In the days leading up to giving student tours of the Witness Blanket, I worked hard to prepare myself – researching, reading, furthering my knowledge so I could be prepared if students had questions. My biggest fear – not being an adequate tour guide for these students. What would happen if I were unable to answer some of their questions? How would their perspective of me shift if they saw me as inadequate? All of these thoughts overtook my mind,,, I was well aware that there would be no way I could come close to being an ‘expert’ on the Blanket; however, I wanted to try to be the best version of myself upon giving the tours – I did not want to let the students down.
“What do the students know and how can we continue this learning together?”
My insecurities quickly vanished once I was with the students – I do not know why I put so much pressure on myself… we are all learning! I began with a brainstorming session, where I had the students gather around a few poster boars. Their task was to write down everything they knew about Residential Schools – no thought or idea was wrong! The point of this activity was for me to gain a better understanding as to where the students were at in terms of background knowledge – I would then adapt my teaching as required. I was shocked to see how much the student actually knew; my feelings of inferiority slowly crept back in, but for a different reason this time…I had underestimated what the students would know and was worried I would not be able to teach them anything new! The dynamics shifted as we began to discuss what they had written down through brainstorming – I quickly realized that in this experience, they would be the teacher and I would be the learner…quite an empowering experience to say the least!
As we began to explore the Witness Blanket itself, the students were so excited; I began by allowing the students time to explore the artifacts before digging into the information (activity before content). The Witness Blanket can be overwhelming, as there is so much to take in, but at the same time powerful, as the beauty of the pieces speak for themselves. Some students chose to take a step back and view the Blanket from afar, while others took a more ‘up close and personal’ approach with the blanket – I was understanding of both experiences, as I had felt a multiplicities of emotions thus far in this process (hesitancy, fear, excitement, interest, etc.). Once the exploration began to wrap up, we dove right into discussion. The students had so many questions and it was a refreshing experience to have an informal conversation about things the students and I had both been wondering about lately.
Our session ended by unpacking our thoughts, perspectives and conversations. I truly believe that this reflective aspect of the experience was vital – spending time with the Witness Blanket is an overwhelming venture, reflecting is key. We revisited our initial brainstorming and began to discuss what we are now wondering. I was, again, surprised at some of the things the students had to say and was at a loss for words when trying to respond to some of their questions thoughtfully:
“Why can’t we just move forward? Why can’t we forget about what has happened in the past? Like the Treaties. Why do we still have Treaties when it is not fair for everyone? Why can’t we re-write the Treaties and make things better for everyone now and in the future? It’s just not fair. I wish that I could take some of the pain so our First Nations people can start to feel better.”

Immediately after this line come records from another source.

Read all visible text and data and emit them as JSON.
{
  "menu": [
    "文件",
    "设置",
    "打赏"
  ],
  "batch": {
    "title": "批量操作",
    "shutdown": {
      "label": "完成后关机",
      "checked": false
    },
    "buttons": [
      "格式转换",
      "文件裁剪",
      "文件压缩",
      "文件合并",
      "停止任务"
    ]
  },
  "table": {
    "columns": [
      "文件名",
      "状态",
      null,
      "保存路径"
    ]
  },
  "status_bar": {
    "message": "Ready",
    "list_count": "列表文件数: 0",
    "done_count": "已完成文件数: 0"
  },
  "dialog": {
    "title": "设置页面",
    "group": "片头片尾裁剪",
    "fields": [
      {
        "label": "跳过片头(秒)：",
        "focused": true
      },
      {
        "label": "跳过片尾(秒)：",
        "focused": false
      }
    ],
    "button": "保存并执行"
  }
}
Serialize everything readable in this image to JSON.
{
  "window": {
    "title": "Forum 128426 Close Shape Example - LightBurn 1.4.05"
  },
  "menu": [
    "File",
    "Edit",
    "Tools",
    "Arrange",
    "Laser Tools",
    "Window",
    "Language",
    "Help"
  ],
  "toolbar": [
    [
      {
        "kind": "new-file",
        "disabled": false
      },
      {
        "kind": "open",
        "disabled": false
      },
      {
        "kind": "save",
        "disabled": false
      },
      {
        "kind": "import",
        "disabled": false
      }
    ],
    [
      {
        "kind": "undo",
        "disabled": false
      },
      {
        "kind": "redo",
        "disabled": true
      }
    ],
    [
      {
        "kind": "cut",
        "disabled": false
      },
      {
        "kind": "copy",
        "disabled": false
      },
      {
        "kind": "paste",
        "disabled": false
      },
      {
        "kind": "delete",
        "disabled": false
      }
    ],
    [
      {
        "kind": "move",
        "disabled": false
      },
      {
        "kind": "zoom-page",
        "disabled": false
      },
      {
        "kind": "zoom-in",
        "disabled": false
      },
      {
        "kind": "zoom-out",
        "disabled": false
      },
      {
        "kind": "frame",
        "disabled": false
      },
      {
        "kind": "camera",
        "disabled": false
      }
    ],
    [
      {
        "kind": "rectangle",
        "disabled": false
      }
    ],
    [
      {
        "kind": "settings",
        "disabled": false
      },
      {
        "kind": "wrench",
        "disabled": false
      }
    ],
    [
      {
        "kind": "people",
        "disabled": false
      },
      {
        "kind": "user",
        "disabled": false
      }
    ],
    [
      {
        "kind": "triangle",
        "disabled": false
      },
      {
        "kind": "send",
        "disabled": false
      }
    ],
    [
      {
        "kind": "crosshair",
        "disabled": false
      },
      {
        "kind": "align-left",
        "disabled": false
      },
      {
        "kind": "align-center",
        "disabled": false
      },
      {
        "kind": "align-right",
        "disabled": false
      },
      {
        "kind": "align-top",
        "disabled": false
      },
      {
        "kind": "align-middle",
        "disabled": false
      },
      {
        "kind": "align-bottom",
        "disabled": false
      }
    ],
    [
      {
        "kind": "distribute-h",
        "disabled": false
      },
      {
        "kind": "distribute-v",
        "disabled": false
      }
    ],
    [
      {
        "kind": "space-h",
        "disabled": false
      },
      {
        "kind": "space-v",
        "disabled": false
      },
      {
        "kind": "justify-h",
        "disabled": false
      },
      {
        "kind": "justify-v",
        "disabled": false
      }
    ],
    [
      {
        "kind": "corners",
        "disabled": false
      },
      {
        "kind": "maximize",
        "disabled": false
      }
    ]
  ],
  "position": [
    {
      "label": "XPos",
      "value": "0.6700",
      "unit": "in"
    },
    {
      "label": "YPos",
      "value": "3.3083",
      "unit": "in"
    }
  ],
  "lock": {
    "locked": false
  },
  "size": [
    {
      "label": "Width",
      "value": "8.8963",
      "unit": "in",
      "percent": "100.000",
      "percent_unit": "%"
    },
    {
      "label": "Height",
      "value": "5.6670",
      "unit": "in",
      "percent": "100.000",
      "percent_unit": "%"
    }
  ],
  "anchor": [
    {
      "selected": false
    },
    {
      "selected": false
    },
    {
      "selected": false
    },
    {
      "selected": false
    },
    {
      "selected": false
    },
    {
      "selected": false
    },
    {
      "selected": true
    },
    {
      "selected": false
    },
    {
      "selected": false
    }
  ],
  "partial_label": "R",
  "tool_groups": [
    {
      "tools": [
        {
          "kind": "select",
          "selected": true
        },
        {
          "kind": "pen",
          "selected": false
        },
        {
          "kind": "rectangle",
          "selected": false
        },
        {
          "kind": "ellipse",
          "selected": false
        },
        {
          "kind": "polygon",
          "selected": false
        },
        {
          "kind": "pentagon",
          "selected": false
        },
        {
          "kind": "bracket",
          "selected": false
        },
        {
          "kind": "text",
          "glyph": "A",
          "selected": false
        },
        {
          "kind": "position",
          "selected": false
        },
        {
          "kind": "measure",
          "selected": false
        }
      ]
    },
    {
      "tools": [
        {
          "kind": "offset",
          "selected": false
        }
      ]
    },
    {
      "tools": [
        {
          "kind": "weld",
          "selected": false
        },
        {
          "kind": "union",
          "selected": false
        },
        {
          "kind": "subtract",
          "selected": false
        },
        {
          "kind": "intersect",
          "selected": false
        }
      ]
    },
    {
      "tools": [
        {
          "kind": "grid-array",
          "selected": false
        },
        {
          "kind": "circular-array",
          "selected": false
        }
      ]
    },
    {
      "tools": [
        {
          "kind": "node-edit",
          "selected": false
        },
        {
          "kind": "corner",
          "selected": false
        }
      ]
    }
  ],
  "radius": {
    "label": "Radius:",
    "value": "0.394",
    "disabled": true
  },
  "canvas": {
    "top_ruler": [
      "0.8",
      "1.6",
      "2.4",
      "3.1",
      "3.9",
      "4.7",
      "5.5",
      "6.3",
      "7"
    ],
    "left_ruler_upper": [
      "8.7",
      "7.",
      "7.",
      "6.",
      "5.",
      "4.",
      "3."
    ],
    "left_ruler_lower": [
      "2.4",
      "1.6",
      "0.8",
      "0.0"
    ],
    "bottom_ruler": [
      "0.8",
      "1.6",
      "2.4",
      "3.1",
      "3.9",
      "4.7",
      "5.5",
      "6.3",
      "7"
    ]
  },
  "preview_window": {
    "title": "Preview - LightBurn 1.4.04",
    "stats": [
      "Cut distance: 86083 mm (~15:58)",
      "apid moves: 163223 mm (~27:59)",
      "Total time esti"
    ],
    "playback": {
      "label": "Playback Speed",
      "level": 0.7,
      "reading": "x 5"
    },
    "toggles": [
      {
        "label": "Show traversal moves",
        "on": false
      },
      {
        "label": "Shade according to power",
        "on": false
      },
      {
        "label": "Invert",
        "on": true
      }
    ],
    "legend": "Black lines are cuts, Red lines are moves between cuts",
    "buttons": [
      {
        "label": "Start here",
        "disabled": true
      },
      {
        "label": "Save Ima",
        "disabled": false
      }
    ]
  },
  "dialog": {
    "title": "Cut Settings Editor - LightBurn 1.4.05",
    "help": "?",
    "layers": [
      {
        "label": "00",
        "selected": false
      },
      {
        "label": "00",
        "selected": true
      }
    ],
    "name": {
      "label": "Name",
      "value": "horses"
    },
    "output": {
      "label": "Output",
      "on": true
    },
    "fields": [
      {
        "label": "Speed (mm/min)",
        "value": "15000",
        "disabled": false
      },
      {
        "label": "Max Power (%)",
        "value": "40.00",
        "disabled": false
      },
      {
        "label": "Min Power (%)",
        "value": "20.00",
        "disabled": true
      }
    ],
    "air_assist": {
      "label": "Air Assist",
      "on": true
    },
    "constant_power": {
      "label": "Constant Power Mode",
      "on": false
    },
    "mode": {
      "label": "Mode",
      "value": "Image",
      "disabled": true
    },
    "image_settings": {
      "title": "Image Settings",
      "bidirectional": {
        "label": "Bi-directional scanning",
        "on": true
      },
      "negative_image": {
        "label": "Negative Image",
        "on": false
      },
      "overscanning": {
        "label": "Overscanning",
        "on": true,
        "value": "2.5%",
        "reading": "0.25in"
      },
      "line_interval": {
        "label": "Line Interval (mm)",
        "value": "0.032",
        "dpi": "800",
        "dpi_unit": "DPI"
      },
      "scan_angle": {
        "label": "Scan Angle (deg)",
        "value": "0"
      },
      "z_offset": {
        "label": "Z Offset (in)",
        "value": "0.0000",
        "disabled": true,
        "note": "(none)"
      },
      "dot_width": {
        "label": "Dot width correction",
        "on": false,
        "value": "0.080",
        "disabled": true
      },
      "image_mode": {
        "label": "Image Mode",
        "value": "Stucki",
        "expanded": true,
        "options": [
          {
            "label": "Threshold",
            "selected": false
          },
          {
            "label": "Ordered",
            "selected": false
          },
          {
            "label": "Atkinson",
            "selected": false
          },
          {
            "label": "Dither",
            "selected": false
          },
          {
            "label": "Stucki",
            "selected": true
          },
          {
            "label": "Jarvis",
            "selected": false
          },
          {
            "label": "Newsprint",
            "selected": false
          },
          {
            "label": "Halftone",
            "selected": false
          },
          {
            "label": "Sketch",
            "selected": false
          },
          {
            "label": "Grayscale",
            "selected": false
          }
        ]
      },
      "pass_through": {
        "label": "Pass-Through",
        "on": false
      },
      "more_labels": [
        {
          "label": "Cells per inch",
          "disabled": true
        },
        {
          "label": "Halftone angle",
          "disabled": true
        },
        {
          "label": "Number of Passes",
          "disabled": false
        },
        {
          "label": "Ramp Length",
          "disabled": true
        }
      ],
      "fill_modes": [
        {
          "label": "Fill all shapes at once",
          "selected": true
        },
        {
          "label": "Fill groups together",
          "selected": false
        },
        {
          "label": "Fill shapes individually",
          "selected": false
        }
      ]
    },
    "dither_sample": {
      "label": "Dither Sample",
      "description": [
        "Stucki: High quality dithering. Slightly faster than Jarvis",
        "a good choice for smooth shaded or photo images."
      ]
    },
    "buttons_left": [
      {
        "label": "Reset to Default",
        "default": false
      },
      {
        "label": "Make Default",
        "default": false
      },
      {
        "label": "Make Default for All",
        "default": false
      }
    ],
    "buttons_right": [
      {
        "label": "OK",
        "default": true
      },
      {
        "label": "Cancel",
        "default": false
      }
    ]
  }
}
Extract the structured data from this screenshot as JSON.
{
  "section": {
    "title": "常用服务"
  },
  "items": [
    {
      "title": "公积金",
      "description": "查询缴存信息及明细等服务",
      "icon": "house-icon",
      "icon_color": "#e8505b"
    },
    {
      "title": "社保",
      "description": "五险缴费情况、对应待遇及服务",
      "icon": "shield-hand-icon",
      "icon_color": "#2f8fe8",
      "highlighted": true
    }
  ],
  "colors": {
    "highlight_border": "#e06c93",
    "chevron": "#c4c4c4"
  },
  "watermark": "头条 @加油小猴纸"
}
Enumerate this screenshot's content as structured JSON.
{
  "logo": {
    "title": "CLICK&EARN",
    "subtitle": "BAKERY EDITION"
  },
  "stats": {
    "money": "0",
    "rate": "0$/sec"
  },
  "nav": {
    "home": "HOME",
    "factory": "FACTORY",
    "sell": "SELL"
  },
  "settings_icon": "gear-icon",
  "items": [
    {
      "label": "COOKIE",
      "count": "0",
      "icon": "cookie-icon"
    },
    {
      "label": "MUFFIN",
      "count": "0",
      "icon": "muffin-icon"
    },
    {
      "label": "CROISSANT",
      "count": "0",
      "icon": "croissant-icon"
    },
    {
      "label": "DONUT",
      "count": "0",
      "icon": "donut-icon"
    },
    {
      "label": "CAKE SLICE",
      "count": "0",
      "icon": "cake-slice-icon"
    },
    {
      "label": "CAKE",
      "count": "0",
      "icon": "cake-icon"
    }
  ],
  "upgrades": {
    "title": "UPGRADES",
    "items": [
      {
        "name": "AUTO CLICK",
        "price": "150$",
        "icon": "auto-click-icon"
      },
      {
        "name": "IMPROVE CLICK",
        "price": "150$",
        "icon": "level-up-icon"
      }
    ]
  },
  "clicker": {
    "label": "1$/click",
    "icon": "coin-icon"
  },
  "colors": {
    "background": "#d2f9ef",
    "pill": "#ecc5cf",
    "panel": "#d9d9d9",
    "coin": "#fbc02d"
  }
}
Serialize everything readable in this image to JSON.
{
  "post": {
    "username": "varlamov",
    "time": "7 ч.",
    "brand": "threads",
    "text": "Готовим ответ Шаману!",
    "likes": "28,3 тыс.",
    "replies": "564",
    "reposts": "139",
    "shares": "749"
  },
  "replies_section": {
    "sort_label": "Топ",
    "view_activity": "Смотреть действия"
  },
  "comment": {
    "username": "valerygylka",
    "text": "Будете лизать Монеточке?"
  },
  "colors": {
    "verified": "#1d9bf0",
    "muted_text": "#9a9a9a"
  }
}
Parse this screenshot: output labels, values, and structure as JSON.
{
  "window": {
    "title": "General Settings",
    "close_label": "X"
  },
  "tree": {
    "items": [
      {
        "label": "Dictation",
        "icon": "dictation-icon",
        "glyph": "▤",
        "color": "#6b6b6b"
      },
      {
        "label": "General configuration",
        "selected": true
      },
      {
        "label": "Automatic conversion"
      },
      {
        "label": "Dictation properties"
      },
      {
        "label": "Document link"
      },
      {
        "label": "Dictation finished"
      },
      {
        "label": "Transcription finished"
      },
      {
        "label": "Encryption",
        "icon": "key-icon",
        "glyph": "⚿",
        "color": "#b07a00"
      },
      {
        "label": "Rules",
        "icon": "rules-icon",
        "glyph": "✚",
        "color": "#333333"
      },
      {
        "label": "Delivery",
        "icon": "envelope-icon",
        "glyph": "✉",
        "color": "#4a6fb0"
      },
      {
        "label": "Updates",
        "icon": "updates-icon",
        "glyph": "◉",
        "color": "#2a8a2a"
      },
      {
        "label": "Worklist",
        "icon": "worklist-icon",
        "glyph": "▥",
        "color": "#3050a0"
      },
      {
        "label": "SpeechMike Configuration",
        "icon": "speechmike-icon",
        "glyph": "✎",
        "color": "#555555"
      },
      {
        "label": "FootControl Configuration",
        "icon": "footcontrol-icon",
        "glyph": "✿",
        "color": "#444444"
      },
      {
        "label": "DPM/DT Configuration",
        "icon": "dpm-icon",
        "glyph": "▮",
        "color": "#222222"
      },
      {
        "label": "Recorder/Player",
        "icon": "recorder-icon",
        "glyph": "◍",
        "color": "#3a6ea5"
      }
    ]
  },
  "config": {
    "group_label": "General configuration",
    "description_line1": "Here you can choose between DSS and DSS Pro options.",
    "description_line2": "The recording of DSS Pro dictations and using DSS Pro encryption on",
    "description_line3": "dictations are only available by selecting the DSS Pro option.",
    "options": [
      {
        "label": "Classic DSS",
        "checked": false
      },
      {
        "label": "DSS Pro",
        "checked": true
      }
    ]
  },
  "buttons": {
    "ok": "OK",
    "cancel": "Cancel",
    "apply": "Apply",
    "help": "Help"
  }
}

I am sure at this point my jaw hit the floor; I was so moved by each student’s expression of empathy. If nothing else, I know that this experience has tugged on the heartstrings of many as we discussed the ways in which we can move forward as one – reaching a point of reconciliation. I may not have been an expert coming into this experience, but that is okay. I may have learned more than I actually taught during the time spent with the students. I now see the power behind conversation – dialogue helps us to expand our perspectives and grow in ways we might have never imagined. It is through conversation that we find ourselves and others coming together, walking together; navigating this journey as one.
It is truly amazing how one sole entity, such as the Witness Blanket, can evoke a multiplicity of emotions while bringing so many people together. I am now able to see the importance of this piece in response to reconciliation – when you spend time with the Witness Blanket, it really makes you think about what has happened in the past. It really makes you wonder why our history tells itself like it does. It makes you feel a glimmering sense of hope for the future; it allows you to begin to see yourself within this narrative past, present and future – an empowering entity all on its own.